Case in point.
Casey, like Francie,has rooted eyelashes.

Casey had a unique open mouthed head sculpt.

The Casey head sculpt was also used for the Twiggy doll from 1967 to 1968.

Alot of people have trouble telling Casey from Twiggy.The heavy eyelashes and slightly shorter hair are the best ways to make sure it's a Twiggy and not a Casey.

  A few years later the sculpt was also used for Malibu Francie. She was sold from 1971 to 1977.

Not the most attractive use of the head sculpt.

Like the later Francie,Casey had bend legs and a twist waist.

See you tomorrow for another doll.


  1. http://tamararubin.com/2017/12/francie/

    What do you think of this? I was alarmed to see that Malibu Francie was tested to contain as much as 1000x the modern regulated "safe" levels of cadmium. I could never stop collecting vintage dolls because I love them so much, but what's a collector to do...?
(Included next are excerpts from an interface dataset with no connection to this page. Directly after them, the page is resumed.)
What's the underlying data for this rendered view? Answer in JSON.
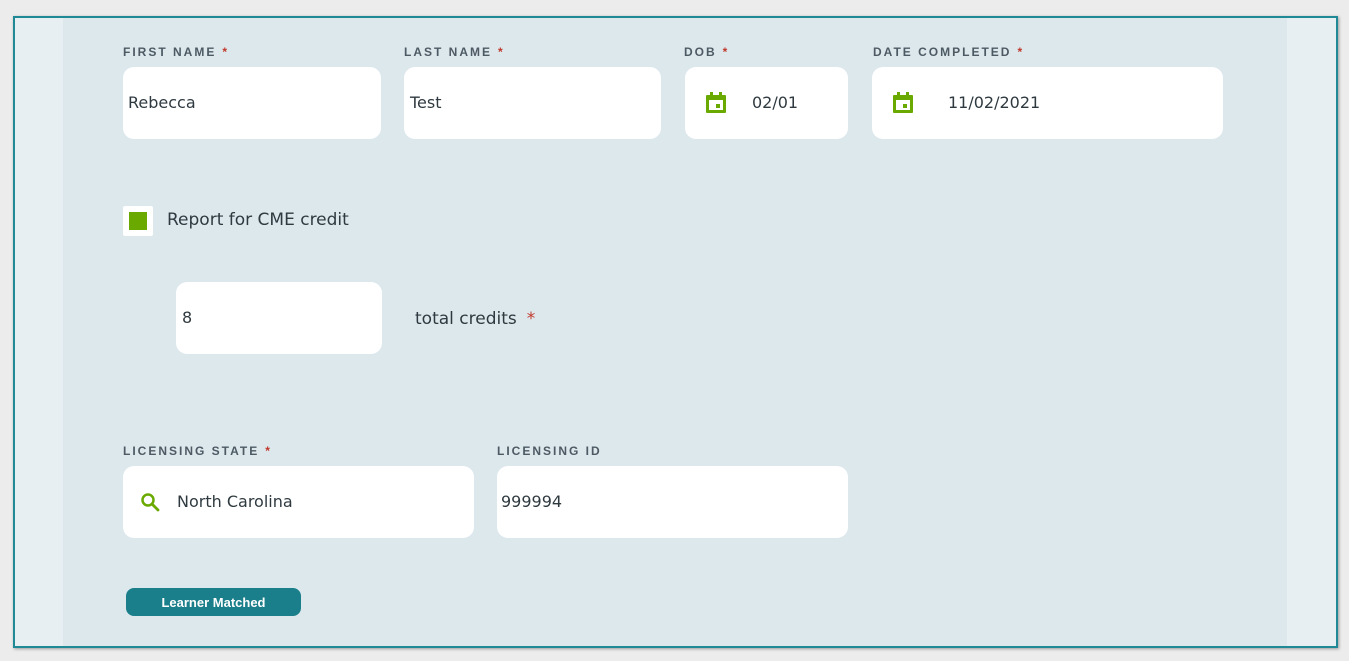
{
  "form": {
    "first_name": {
      "label": "FIRST NAME",
      "value": "Rebecca"
    },
    "last_name": {
      "label": "LAST NAME",
      "value": "Test"
    },
    "dob": {
      "label": "DOB",
      "value": "02/01"
    },
    "date_completed": {
      "label": "DATE COMPLETED",
      "value": "11/02/2021"
    },
    "required_mark": "*",
    "cme": {
      "label": "Report for CME credit",
      "checked": true
    },
    "credits": {
      "value": "8",
      "label": "total credits"
    },
    "licensing_state": {
      "label": "LICENSING STATE",
      "value": "North Carolina"
    },
    "licensing_id": {
      "label": "LICENSING ID",
      "value": "999994"
    },
    "status_badge": "Learner Matched"
  },
  "icons": {
    "calendar": "calendar-icon",
    "search": "search-icon",
    "check": "checkbox-checked"
  },
  "colors": {
    "accent_green": "#6aaa00",
    "teal": "#1a7f8a",
    "required_red": "#c0392b",
    "panel_bg": "#dde8ed"
  }
}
    1. I hadn't heard about the cadmium. There are other dangers too. Here's a post that talks about one:http://planetofthedolls.blogspot.com/2017/08/doll-day-2017-243-bend-leg-skipper.html

    2. I private-messaged that blogger on Facebook and she said that most vintage dolls with rubbery vinyl limbs have levels of cadium and/or lead in the 0.07-0.2% range, which is highly unlikely to harm an adult collector who keeps them on a shelf, but could be problematic for a small child who puts things in their mouth to play with, though I think most avid collectors already know better than to hand our beloved valuable vintage dolls to a toddler ;)! She said since rubbery vinyl arms and legs are the main culprit, straight-leg dolls with their rigid legs tend to have much lower levels.

    3. Thanks.It's good to have as much information as possible. Did she say it was just dangerous if they were put in your mouth,or could frequent handling be dangerous too?

  2. Frequent handling is somewhat a gray area I would assume, but I think the main issue is mouthing. To put this into further perspective, MANY unavoidable everyday items such as doorknobs, house keys, and dishes tested MUCH higher levels of lead and/or cadmium than any doll, so it's completely impossible to avoid these potential toxins altogether, but on a positive note I looked up the main causes of cadmium exposure and they were smoking and certain kinds of seafood and meat, so a vegetarian who doesn't smoke could arguably compensate for any cadmium exposure they get from vintage dolls ;)!

    1. That's good to hear,for me anyway! I thought I would have escaped high cholesterol too, but my tests last time came back saying my cholesterol is borderline high! I think it's true what we read when my husband's dad had high cholesterol even though he was strict with his heart healthy diet: when you take in too little cholesterol your body produces it to make up for it. There's just no winning.
      I live in an old house with mostly metal doorknobs, and I never thought about that before. I wonder what they are made out of? You truly can't escape toxins. They are EVERYWHERE!

  3. There's also apparently a difference between total cadmium levels and soluble levels which these tests can't show

  4. I also just e-mailed Mattel the link out of curiosity to see what they had to say about this issue. Will keep you posted if/when I receive any kind of response!

    1. I'm sure they'll want to stay mum about it for legal reasons. but really, they can;t be held responsible because people weren't aware of the dangers when they produced the dolls. If they could be held accountable the flood gates would be opened for people to sue every company that ever produced anything that turned out to be toxic over the years.

  5. As for how this info has effected my own future collecting, even though the odds of it seriously harming us aren't high, it certainly couldn't hurt to always make sure to wash our hands well after handling vintage dolls, and while it's not realistic at all to avoid buying dolls with the rubbery bendy legs at all, when I have a choice between two similar dolls one with straight legs and the other with bendable legs, it's better to try and go with the straight legs. Like I might stick to straight-leg vintage Skippers since the straight-leg and bend-leg versions are so similar other than the legs.

    1. I guess it's lucky I can't afford many bend leg dolls! I am seriously considering thinning out some stuff I don't like as much.


Thanks in advance for your comments.